Electrolytic seawater mineralization and how it ensures (net) carbon dioxide removal

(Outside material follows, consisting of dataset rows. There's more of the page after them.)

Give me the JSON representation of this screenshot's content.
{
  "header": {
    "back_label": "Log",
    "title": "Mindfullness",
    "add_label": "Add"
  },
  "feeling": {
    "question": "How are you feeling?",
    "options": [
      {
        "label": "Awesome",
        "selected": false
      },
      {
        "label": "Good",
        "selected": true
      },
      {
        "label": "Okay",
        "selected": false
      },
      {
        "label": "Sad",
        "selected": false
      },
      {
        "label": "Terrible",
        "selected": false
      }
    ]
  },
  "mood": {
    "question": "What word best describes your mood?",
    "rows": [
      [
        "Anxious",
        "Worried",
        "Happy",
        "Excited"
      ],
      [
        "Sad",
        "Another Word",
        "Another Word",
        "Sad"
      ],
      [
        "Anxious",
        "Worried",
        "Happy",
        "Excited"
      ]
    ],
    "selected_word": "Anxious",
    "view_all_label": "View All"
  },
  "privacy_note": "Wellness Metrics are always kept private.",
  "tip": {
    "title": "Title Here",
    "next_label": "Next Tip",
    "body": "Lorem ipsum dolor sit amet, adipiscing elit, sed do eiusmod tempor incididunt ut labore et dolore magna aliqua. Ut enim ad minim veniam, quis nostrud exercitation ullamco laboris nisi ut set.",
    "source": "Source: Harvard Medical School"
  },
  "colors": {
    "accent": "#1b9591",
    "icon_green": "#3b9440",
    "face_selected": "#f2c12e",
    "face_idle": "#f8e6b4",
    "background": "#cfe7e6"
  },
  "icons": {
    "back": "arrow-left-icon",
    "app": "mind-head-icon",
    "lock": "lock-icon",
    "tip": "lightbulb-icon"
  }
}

We present the mass balances associated with carbon dioxide (CO2) removal (CDR) using seawater as both the source of reactants, and as the reaction medium via electrolysis following the “EquaticTM” (formerly known as “SeaChange”) process. The process involves the application of an overpotential that splits water to form H+ and OH– ions, producing acidity and alkalinity, i.e., in addition to gaseous co-products, at the anode and cathode, respectively. The alkalinity that results, i.e., via the “continuous electrolytic pH pump” results in the instantaneous precipitation of calcium carbonate (CaCO3), magnesium carbonates (MgCO3), and/or magnesium hydroxide (Mg(OH)2) depending on the CO32– activity in solution. This results in the trapping, and hence durable and permanent (at least ~10,000–100,000 years) immobilization of CO2 that was originally dissolved in water, and that is additionally drawn down from the atmosphere within: a) mineral carbonates, and/or b) as solvated bicarbonate (HCO3–) and carbonate (CO32–) ions (i.e., due to the absorption of atmospheric CO2 into seawater having enhanced alkalinity). Taken together, these actions result in the net removal of up to ≈4.6 kg of CO2 per m3 of seawater processed. Geochemical simulations quantify the extents of net CO2 removal including the dependencies on the process configuration. It is furthermore indicated that the efficiency of realkalinization of the acidic anolyte using alkaline solids depends on their H+ neutralization capacity and dissolution reactivity. We also assess changes in seawater chemistry resulting from Mg(OH)2 dissolution with emphasis on the change in its alkalinity and saturation state. Overall, this analysis provides direct quantifications of the ability of the EquaticTM process to serve as a means for technological CDR to mitigate the worst effects of accelerating climate change.